[Opening DATA TO PROCESS section]

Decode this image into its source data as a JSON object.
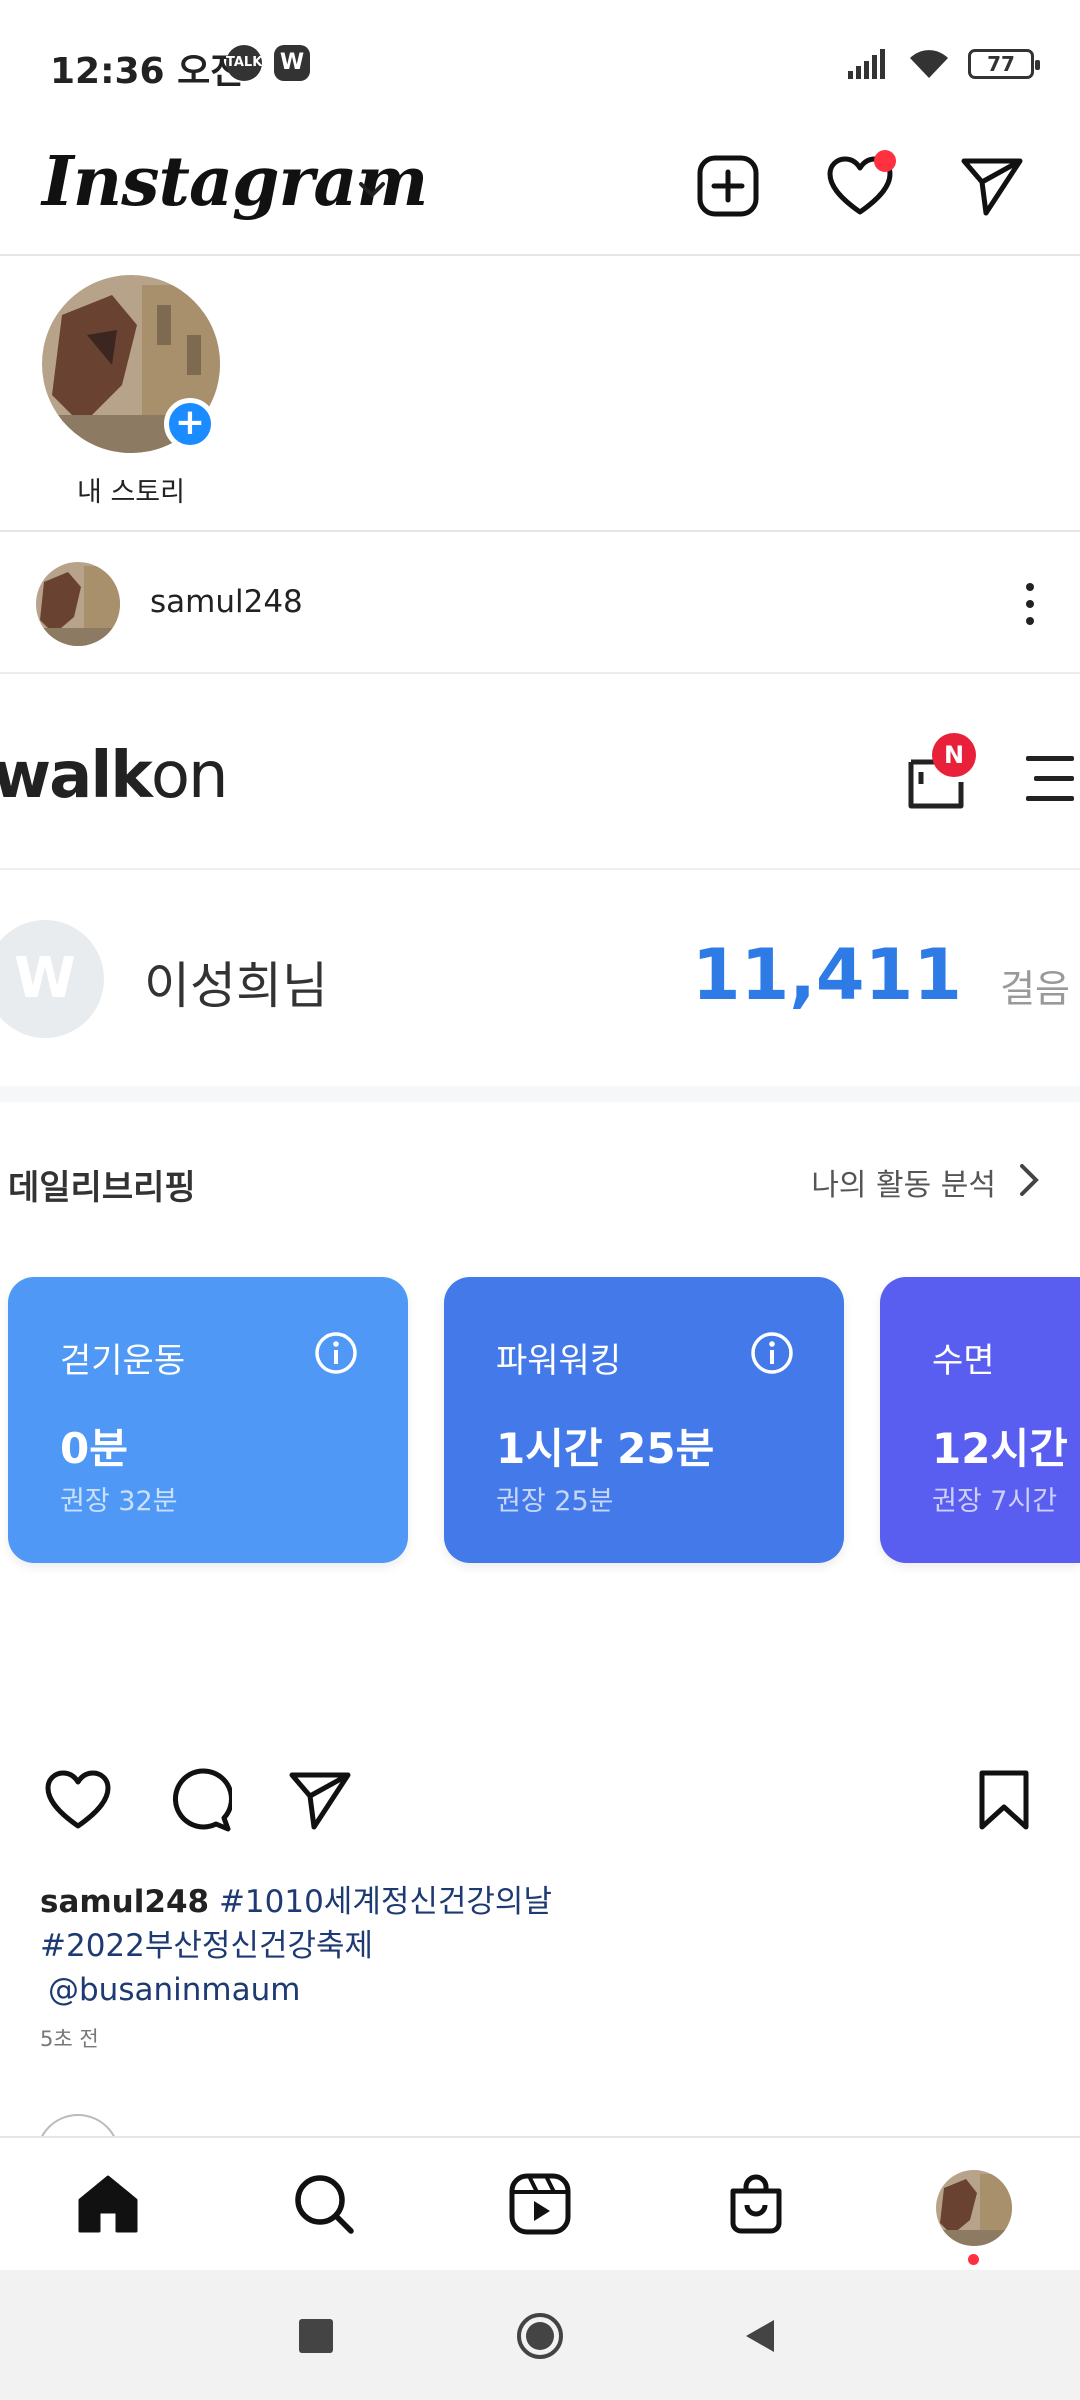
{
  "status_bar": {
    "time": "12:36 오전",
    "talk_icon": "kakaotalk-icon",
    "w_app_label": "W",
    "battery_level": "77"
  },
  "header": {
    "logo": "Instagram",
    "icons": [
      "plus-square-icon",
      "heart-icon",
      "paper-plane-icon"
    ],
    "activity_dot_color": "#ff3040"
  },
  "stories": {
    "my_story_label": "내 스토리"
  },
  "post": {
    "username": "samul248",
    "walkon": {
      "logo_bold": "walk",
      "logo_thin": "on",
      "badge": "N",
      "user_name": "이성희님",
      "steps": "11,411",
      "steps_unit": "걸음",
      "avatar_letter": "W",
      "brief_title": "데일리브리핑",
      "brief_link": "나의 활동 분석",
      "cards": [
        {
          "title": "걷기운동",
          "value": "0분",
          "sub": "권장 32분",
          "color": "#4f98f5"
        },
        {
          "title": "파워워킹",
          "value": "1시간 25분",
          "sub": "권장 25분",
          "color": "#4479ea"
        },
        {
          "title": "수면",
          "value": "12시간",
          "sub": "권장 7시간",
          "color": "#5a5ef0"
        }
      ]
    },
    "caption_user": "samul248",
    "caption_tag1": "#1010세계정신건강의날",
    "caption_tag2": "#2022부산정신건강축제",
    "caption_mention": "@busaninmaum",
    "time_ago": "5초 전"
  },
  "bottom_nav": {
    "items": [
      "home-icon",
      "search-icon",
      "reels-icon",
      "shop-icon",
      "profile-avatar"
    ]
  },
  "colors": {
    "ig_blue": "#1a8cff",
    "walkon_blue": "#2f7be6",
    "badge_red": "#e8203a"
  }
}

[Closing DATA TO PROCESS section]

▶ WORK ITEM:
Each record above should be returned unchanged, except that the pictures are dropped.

▶ ANSWER AREA:
Decode this image into its source data as a JSON object.
{
  "status_bar": {
    "time": "12:36 오전",
    "talk_icon": "kakaotalk-icon",
    "w_app_label": "W",
    "battery_level": "77"
  },
  "header": {
    "logo": "Instagram",
    "icons": [
      "plus-square-icon",
      "heart-icon",
      "paper-plane-icon"
    ],
    "activity_dot_color": "#ff3040"
  },
  "stories": {
    "my_story_label": "내 스토리"
  },
  "post": {
    "username": "samul248",
    "walkon": {
      "logo_bold": "walk",
      "logo_thin": "on",
      "badge": "N",
      "user_name": "이성희님",
      "steps": "11,411",
      "steps_unit": "걸음",
      "avatar_letter": "W",
      "brief_title": "데일리브리핑",
      "brief_link": "나의 활동 분석",
      "cards": [
        {
          "title": "걷기운동",
          "value": "0분",
          "sub": "권장 32분",
          "color": "#4f98f5"
        },
        {
          "title": "파워워킹",
          "value": "1시간 25분",
          "sub": "권장 25분",
          "color": "#4479ea"
        },
        {
          "title": "수면",
          "value": "12시간",
          "sub": "권장 7시간",
          "color": "#5a5ef0"
        }
      ]
    },
    "caption_user": "samul248",
    "caption_tag1": "#1010세계정신건강의날",
    "caption_tag2": "#2022부산정신건강축제",
    "caption_mention": "@busaninmaum",
    "time_ago": "5초 전"
  },
  "bottom_nav": {
    "items": [
      "home-icon",
      "search-icon",
      "reels-icon",
      "shop-icon",
      "profile-avatar"
    ]
  },
  "colors": {
    "ig_blue": "#1a8cff",
    "walkon_blue": "#2f7be6",
    "badge_red": "#e8203a"
  }
}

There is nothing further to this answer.